• _Problem to solve_: The whole listing is to be restated word for word with no images.

• _Provided entries_:
....................
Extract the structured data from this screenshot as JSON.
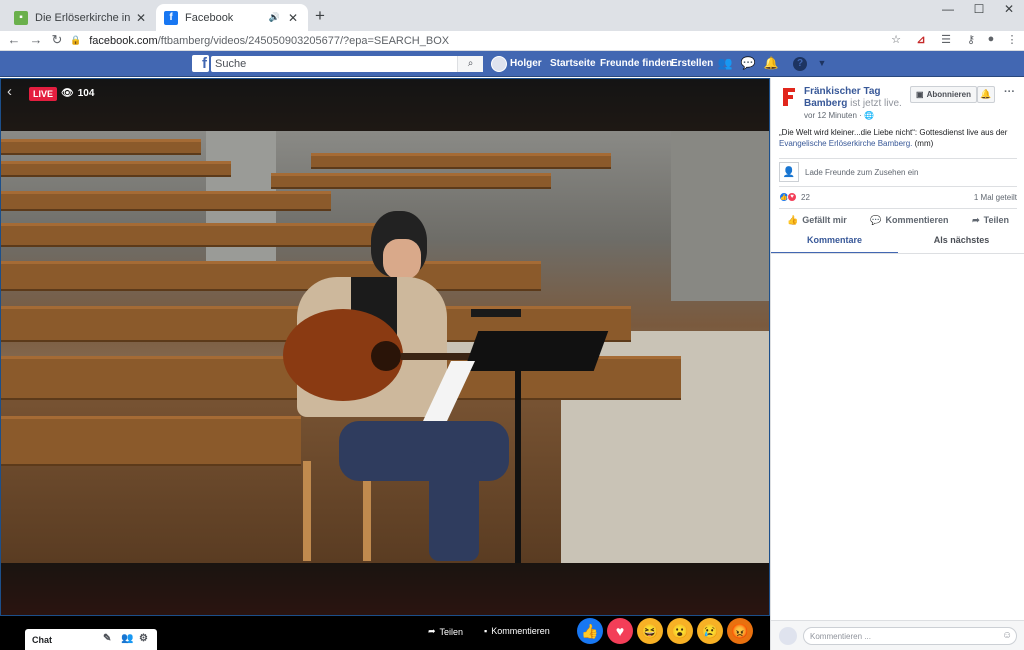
{
  "browser": {
    "tabs": [
      {
        "title": "Die Erlöserkirche in Bamberg ist j",
        "close": "✕"
      },
      {
        "title": "Facebook",
        "close": "✕"
      }
    ],
    "new_tab": "+",
    "window_controls": [
      "—",
      "☐",
      "✕"
    ],
    "url_host": "facebook.com",
    "url_path": "/ftbamberg/videos/245050903205677/?epa=SEARCH_BOX"
  },
  "fb_header": {
    "logo": "f",
    "search_placeholder": "Suche",
    "user": "Holger",
    "nav": [
      "Startseite",
      "Freunde finden",
      "Erstellen"
    ]
  },
  "video": {
    "live_label": "LIVE",
    "viewers": "104"
  },
  "bottom_bar": {
    "share": "Teilen",
    "comment": "Kommentieren",
    "reactions": [
      "like-reaction",
      "love-reaction",
      "haha-reaction",
      "wow-reaction",
      "sad-reaction",
      "angry-reaction"
    ],
    "chat": "Chat"
  },
  "panel": {
    "page_name": "Fränkischer Tag Bamberg",
    "live_suffix": "ist jetzt live.",
    "time": "vor 12 Minuten ·",
    "subscribe": "Abonnieren",
    "description": "„Die Welt wird kleiner...die Liebe nicht“: Gottesdienst live aus der",
    "description_link": "Evangelische Erlöserkirche Bamberg.",
    "description_suffix": "(mm)",
    "invite": "Lade Freunde zum Zusehen ein",
    "reaction_count": "22",
    "shares": "1 Mal geteilt",
    "actions": [
      "Gefällt mir",
      "Kommentieren",
      "Teilen"
    ],
    "tabs": [
      "Kommentare",
      "Als nächstes"
    ],
    "comment_placeholder": "Kommentieren ..."
  },
  "colors": {
    "fb_blue": "#4267b2",
    "live_red": "#e41e3f",
    "link_blue": "#385898"
  }
}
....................
• _Solution to the problem_:
Extract the structured data from this screenshot as JSON.
{
  "browser": {
    "tabs": [
      {
        "title": "Die Erlöserkirche in Bamberg ist j",
        "close": "✕"
      },
      {
        "title": "Facebook",
        "close": "✕"
      }
    ],
    "new_tab": "+",
    "window_controls": [
      "—",
      "☐",
      "✕"
    ],
    "url_host": "facebook.com",
    "url_path": "/ftbamberg/videos/245050903205677/?epa=SEARCH_BOX"
  },
  "fb_header": {
    "logo": "f",
    "search_placeholder": "Suche",
    "user": "Holger",
    "nav": [
      "Startseite",
      "Freunde finden",
      "Erstellen"
    ]
  },
  "video": {
    "live_label": "LIVE",
    "viewers": "104"
  },
  "bottom_bar": {
    "share": "Teilen",
    "comment": "Kommentieren",
    "reactions": [
      "like-reaction",
      "love-reaction",
      "haha-reaction",
      "wow-reaction",
      "sad-reaction",
      "angry-reaction"
    ],
    "chat": "Chat"
  },
  "panel": {
    "page_name": "Fränkischer Tag Bamberg",
    "live_suffix": "ist jetzt live.",
    "time": "vor 12 Minuten ·",
    "subscribe": "Abonnieren",
    "description": "„Die Welt wird kleiner...die Liebe nicht“: Gottesdienst live aus der",
    "description_link": "Evangelische Erlöserkirche Bamberg.",
    "description_suffix": "(mm)",
    "invite": "Lade Freunde zum Zusehen ein",
    "reaction_count": "22",
    "shares": "1 Mal geteilt",
    "actions": [
      "Gefällt mir",
      "Kommentieren",
      "Teilen"
    ],
    "tabs": [
      "Kommentare",
      "Als nächstes"
    ],
    "comment_placeholder": "Kommentieren ..."
  },
  "colors": {
    "fb_blue": "#4267b2",
    "live_red": "#e41e3f",
    "link_blue": "#385898"
  }
}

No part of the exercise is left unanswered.